■ ASSIGNMENT
Your answer should be the records below, written out exactly.

= Beginning of Section =

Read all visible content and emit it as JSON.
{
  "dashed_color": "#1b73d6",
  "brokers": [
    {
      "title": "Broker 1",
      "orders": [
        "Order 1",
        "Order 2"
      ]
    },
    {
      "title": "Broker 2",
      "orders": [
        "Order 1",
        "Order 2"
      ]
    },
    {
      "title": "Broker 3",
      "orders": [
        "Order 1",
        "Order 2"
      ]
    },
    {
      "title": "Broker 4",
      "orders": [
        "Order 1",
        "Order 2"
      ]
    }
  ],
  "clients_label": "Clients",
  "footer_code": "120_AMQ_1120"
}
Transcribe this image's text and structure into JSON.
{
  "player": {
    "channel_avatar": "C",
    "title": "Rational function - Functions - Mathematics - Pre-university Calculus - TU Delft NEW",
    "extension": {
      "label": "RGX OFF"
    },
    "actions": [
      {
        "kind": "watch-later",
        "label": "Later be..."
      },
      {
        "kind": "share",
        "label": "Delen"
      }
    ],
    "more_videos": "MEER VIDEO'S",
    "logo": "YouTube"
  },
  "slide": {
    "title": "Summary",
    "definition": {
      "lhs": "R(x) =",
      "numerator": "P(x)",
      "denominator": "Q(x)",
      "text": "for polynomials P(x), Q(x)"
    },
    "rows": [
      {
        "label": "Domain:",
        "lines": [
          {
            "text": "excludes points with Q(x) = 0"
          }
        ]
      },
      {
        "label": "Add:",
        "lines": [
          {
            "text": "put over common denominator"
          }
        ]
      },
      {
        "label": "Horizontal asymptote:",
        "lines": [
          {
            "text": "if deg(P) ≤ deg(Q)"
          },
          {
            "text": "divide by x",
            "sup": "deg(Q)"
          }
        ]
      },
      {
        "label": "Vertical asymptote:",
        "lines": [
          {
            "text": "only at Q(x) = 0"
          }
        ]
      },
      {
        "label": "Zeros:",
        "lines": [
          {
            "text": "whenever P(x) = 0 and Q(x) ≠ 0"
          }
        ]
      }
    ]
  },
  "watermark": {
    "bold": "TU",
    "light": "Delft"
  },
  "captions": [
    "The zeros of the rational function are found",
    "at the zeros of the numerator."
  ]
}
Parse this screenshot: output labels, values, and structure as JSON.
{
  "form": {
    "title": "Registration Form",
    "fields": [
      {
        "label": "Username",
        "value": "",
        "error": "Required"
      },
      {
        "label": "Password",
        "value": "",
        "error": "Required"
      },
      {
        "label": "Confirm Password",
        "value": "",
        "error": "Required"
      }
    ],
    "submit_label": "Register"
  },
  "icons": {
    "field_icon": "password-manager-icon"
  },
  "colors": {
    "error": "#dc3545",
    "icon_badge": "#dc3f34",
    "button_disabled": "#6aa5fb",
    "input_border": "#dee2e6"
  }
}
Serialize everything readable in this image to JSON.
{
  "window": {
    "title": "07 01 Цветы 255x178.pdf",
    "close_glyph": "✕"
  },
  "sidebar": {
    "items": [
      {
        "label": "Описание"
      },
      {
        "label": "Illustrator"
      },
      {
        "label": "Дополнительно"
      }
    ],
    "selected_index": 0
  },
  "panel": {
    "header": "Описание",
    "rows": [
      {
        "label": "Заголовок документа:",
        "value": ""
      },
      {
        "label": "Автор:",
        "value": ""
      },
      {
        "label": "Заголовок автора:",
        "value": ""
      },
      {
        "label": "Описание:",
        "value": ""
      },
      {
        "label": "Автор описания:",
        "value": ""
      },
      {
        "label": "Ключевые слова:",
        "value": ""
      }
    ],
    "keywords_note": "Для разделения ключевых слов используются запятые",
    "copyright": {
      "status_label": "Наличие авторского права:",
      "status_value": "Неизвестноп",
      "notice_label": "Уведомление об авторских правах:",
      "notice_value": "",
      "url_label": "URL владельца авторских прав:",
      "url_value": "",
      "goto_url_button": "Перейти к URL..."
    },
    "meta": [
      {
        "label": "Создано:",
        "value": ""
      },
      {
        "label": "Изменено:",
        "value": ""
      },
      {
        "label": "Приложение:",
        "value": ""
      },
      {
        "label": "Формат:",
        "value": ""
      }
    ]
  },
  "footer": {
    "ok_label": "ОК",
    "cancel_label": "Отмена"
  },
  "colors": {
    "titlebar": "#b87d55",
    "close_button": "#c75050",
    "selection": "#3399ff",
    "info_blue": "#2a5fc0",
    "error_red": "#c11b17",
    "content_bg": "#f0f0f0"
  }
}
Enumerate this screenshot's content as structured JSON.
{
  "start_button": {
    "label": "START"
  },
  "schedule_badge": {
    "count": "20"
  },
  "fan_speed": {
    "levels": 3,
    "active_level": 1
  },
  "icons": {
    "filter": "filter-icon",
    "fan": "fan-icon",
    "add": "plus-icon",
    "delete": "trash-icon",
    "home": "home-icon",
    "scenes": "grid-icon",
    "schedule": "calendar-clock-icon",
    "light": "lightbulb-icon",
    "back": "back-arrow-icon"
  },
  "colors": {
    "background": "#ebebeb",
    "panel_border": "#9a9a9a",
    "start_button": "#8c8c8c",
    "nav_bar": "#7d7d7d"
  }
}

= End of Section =

■ RESULT OF THIS EXERCISE
Read all visible content and emit it as JSON.
{
  "dashed_color": "#1b73d6",
  "brokers": [
    {
      "title": "Broker 1",
      "orders": [
        "Order 1",
        "Order 2"
      ]
    },
    {
      "title": "Broker 2",
      "orders": [
        "Order 1",
        "Order 2"
      ]
    },
    {
      "title": "Broker 3",
      "orders": [
        "Order 1",
        "Order 2"
      ]
    },
    {
      "title": "Broker 4",
      "orders": [
        "Order 1",
        "Order 2"
      ]
    }
  ],
  "clients_label": "Clients",
  "footer_code": "120_AMQ_1120"
}
Transcribe this image's text and structure into JSON.
{
  "player": {
    "channel_avatar": "C",
    "title": "Rational function - Functions - Mathematics - Pre-university Calculus - TU Delft NEW",
    "extension": {
      "label": "RGX OFF"
    },
    "actions": [
      {
        "kind": "watch-later",
        "label": "Later be..."
      },
      {
        "kind": "share",
        "label": "Delen"
      }
    ],
    "more_videos": "MEER VIDEO'S",
    "logo": "YouTube"
  },
  "slide": {
    "title": "Summary",
    "definition": {
      "lhs": "R(x) =",
      "numerator": "P(x)",
      "denominator": "Q(x)",
      "text": "for polynomials P(x), Q(x)"
    },
    "rows": [
      {
        "label": "Domain:",
        "lines": [
          {
            "text": "excludes points with Q(x) = 0"
          }
        ]
      },
      {
        "label": "Add:",
        "lines": [
          {
            "text": "put over common denominator"
          }
        ]
      },
      {
        "label": "Horizontal asymptote:",
        "lines": [
          {
            "text": "if deg(P) ≤ deg(Q)"
          },
          {
            "text": "divide by x",
            "sup": "deg(Q)"
          }
        ]
      },
      {
        "label": "Vertical asymptote:",
        "lines": [
          {
            "text": "only at Q(x) = 0"
          }
        ]
      },
      {
        "label": "Zeros:",
        "lines": [
          {
            "text": "whenever P(x) = 0 and Q(x) ≠ 0"
          }
        ]
      }
    ]
  },
  "watermark": {
    "bold": "TU",
    "light": "Delft"
  },
  "captions": [
    "The zeros of the rational function are found",
    "at the zeros of the numerator."
  ]
}
Parse this screenshot: output labels, values, and structure as JSON.
{
  "form": {
    "title": "Registration Form",
    "fields": [
      {
        "label": "Username",
        "value": "",
        "error": "Required"
      },
      {
        "label": "Password",
        "value": "",
        "error": "Required"
      },
      {
        "label": "Confirm Password",
        "value": "",
        "error": "Required"
      }
    ],
    "submit_label": "Register"
  },
  "icons": {
    "field_icon": "password-manager-icon"
  },
  "colors": {
    "error": "#dc3545",
    "icon_badge": "#dc3f34",
    "button_disabled": "#6aa5fb",
    "input_border": "#dee2e6"
  }
}
Serialize everything readable in this image to JSON.
{
  "window": {
    "title": "07 01 Цветы 255x178.pdf",
    "close_glyph": "✕"
  },
  "sidebar": {
    "items": [
      {
        "label": "Описание"
      },
      {
        "label": "Illustrator"
      },
      {
        "label": "Дополнительно"
      }
    ],
    "selected_index": 0
  },
  "panel": {
    "header": "Описание",
    "rows": [
      {
        "label": "Заголовок документа:",
        "value": ""
      },
      {
        "label": "Автор:",
        "value": ""
      },
      {
        "label": "Заголовок автора:",
        "value": ""
      },
      {
        "label": "Описание:",
        "value": ""
      },
      {
        "label": "Автор описания:",
        "value": ""
      },
      {
        "label": "Ключевые слова:",
        "value": ""
      }
    ],
    "keywords_note": "Для разделения ключевых слов используются запятые",
    "copyright": {
      "status_label": "Наличие авторского права:",
      "status_value": "Неизвестноп",
      "notice_label": "Уведомление об авторских правах:",
      "notice_value": "",
      "url_label": "URL владельца авторских прав:",
      "url_value": "",
      "goto_url_button": "Перейти к URL..."
    },
    "meta": [
      {
        "label": "Создано:",
        "value": ""
      },
      {
        "label": "Изменено:",
        "value": ""
      },
      {
        "label": "Приложение:",
        "value": ""
      },
      {
        "label": "Формат:",
        "value": ""
      }
    ]
  },
  "footer": {
    "ok_label": "ОК",
    "cancel_label": "Отмена"
  },
  "colors": {
    "titlebar": "#b87d55",
    "close_button": "#c75050",
    "selection": "#3399ff",
    "info_blue": "#2a5fc0",
    "error_red": "#c11b17",
    "content_bg": "#f0f0f0"
  }
}
Enumerate this screenshot's content as structured JSON.
{
  "start_button": {
    "label": "START"
  },
  "schedule_badge": {
    "count": "20"
  },
  "fan_speed": {
    "levels": 3,
    "active_level": 1
  },
  "icons": {
    "filter": "filter-icon",
    "fan": "fan-icon",
    "add": "plus-icon",
    "delete": "trash-icon",
    "home": "home-icon",
    "scenes": "grid-icon",
    "schedule": "calendar-clock-icon",
    "light": "lightbulb-icon",
    "back": "back-arrow-icon"
  },
  "colors": {
    "background": "#ebebeb",
    "panel_border": "#9a9a9a",
    "start_button": "#8c8c8c",
    "nav_bar": "#7d7d7d"
  }
}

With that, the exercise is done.